Website and app data records:
::::
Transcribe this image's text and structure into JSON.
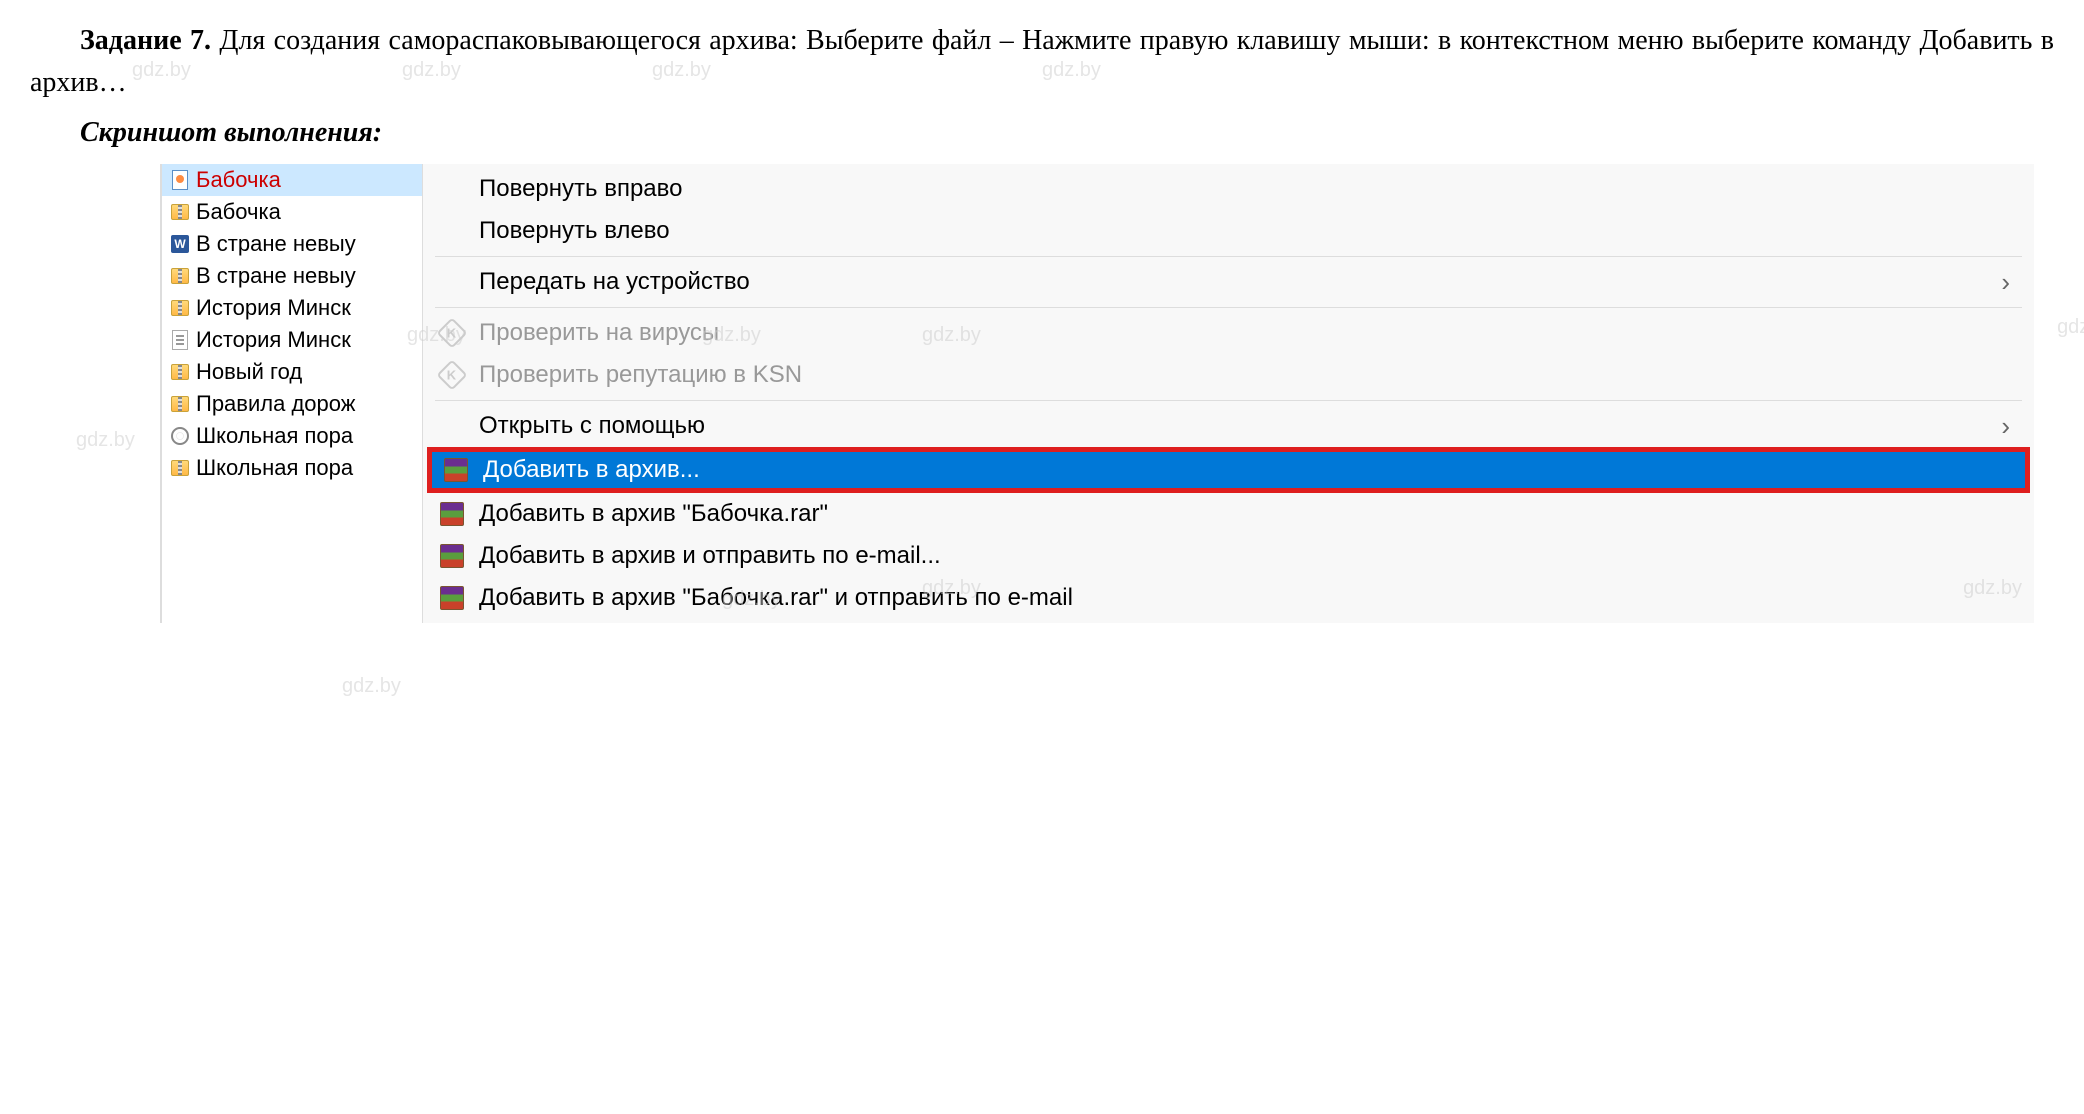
{
  "task": {
    "label": "Задание 7.",
    "text": " Для создания самораспаковывающегося архива: Выберите файл – Нажмите правую клавишу мыши: в контекстном меню выберите команду Добавить в архив…"
  },
  "subtitle": "Скриншот выполнения:",
  "watermark": "gdz.by",
  "files": [
    {
      "name": "Бабочка",
      "icon": "doc-page",
      "selected": true
    },
    {
      "name": "Бабочка",
      "icon": "zip",
      "selected": false
    },
    {
      "name": "В стране невыу",
      "icon": "word",
      "selected": false
    },
    {
      "name": "В стране невыу",
      "icon": "zip",
      "selected": false
    },
    {
      "name": "История Минск",
      "icon": "zip",
      "selected": false
    },
    {
      "name": "История Минск",
      "icon": "text",
      "selected": false
    },
    {
      "name": "Новый год",
      "icon": "zip",
      "selected": false
    },
    {
      "name": "Правила дорож",
      "icon": "zip",
      "selected": false
    },
    {
      "name": "Школьная пора",
      "icon": "disc",
      "selected": false
    },
    {
      "name": "Школьная пора",
      "icon": "zip",
      "selected": false
    }
  ],
  "menu": {
    "rotate_right": "Повернуть вправо",
    "rotate_left": "Повернуть влево",
    "cast": "Передать на устройство",
    "virus_check": "Проверить на вирусы",
    "ksn_check": "Проверить репутацию в KSN",
    "open_with": "Открыть с помощью",
    "add_archive": "Добавить в архив...",
    "add_archive_named": "Добавить в архив \"Бабочка.rar\"",
    "add_email": "Добавить в архив и отправить по e-mail...",
    "add_named_email": "Добавить в архив \"Бабочка.rar\" и отправить по e-mail"
  }
}
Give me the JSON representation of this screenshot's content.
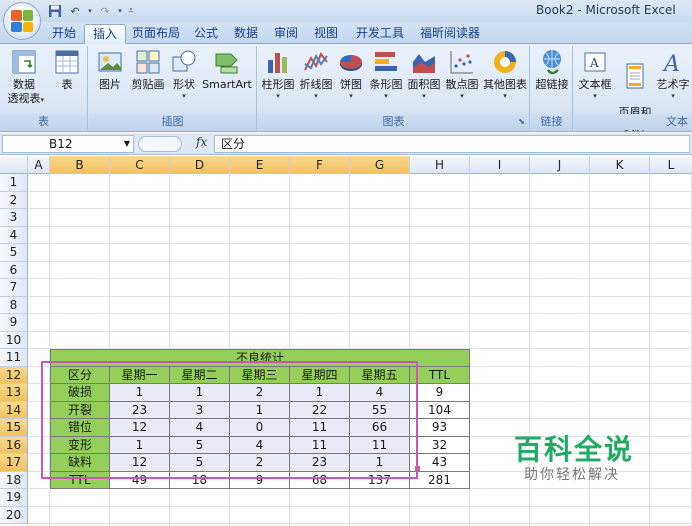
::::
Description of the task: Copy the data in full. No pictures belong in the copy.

Result of the task:
Transcribe this image's text and structure into JSON.
{
  "task": {
    "label": "Задание 7.",
    "text": " Для создания самораспаковывающегося архива: Выберите файл – Нажмите правую клавишу мыши: в контекстном меню выберите команду Добавить в архив…"
  },
  "subtitle": "Скриншот выполнения:",
  "watermark": "gdz.by",
  "files": [
    {
      "name": "Бабочка",
      "icon": "doc-page",
      "selected": true
    },
    {
      "name": "Бабочка",
      "icon": "zip",
      "selected": false
    },
    {
      "name": "В стране невыу",
      "icon": "word",
      "selected": false
    },
    {
      "name": "В стране невыу",
      "icon": "zip",
      "selected": false
    },
    {
      "name": "История Минск",
      "icon": "zip",
      "selected": false
    },
    {
      "name": "История Минск",
      "icon": "text",
      "selected": false
    },
    {
      "name": "Новый год",
      "icon": "zip",
      "selected": false
    },
    {
      "name": "Правила дорож",
      "icon": "zip",
      "selected": false
    },
    {
      "name": "Школьная пора",
      "icon": "disc",
      "selected": false
    },
    {
      "name": "Школьная пора",
      "icon": "zip",
      "selected": false
    }
  ],
  "menu": {
    "rotate_right": "Повернуть вправо",
    "rotate_left": "Повернуть влево",
    "cast": "Передать на устройство",
    "virus_check": "Проверить на вирусы",
    "ksn_check": "Проверить репутацию в KSN",
    "open_with": "Открыть с помощью",
    "add_archive": "Добавить в архив...",
    "add_archive_named": "Добавить в архив \"Бабочка.rar\"",
    "add_email": "Добавить в архив и отправить по e-mail...",
    "add_named_email": "Добавить в архив \"Бабочка.rar\" и отправить по e-mail"
  }
}
Give me the JSON representation of this screenshot's content.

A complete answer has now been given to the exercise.